▶ **AIM OF THE EXERCISE**
Wherever the string "icon" shows up in the records below, return that line.

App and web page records
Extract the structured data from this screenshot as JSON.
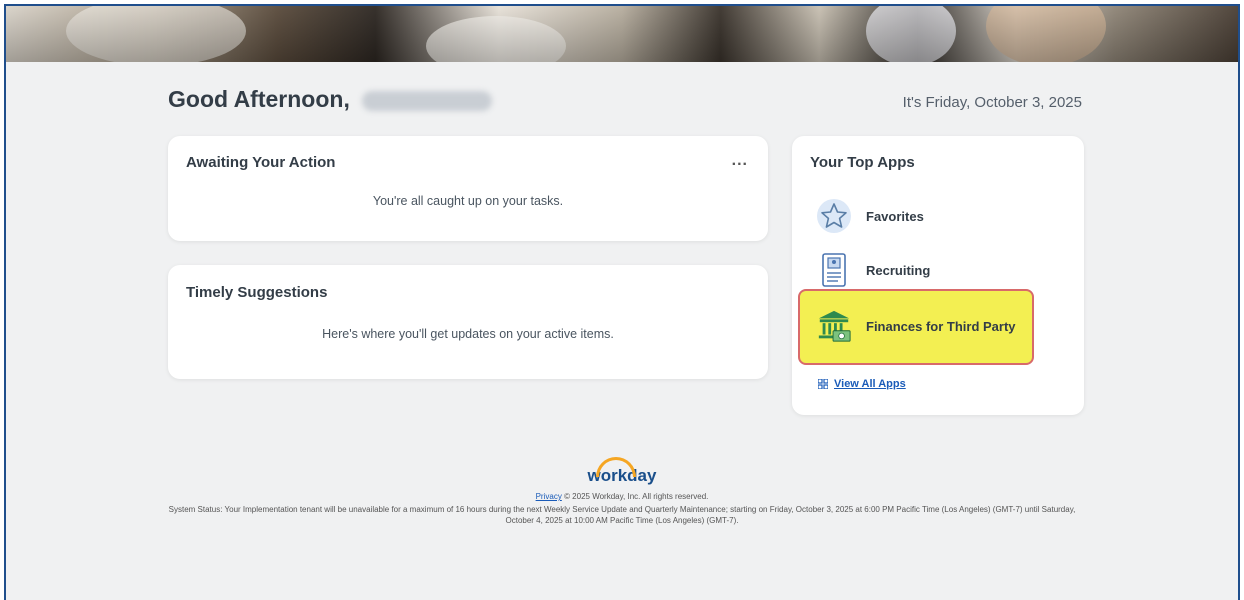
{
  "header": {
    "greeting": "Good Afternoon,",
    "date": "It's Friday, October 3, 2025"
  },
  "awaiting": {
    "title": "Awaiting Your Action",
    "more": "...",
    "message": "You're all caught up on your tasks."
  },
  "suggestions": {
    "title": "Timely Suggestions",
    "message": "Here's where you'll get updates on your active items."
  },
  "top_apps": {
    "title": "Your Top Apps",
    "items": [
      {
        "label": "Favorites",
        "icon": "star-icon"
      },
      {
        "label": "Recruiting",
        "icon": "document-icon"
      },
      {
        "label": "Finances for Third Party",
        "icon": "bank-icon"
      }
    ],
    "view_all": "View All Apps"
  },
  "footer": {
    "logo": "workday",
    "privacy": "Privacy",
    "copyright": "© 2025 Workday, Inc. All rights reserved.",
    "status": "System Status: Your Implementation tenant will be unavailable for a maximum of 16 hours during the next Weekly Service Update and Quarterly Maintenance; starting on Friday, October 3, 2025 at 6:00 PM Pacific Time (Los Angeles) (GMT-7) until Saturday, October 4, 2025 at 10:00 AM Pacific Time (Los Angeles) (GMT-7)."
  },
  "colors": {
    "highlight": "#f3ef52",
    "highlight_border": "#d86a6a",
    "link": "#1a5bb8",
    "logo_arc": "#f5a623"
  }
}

▶ **WRITTEN RESPONSE**
        "icon": "star-icon"
        "icon": "document-icon"
        "icon": "bank-icon"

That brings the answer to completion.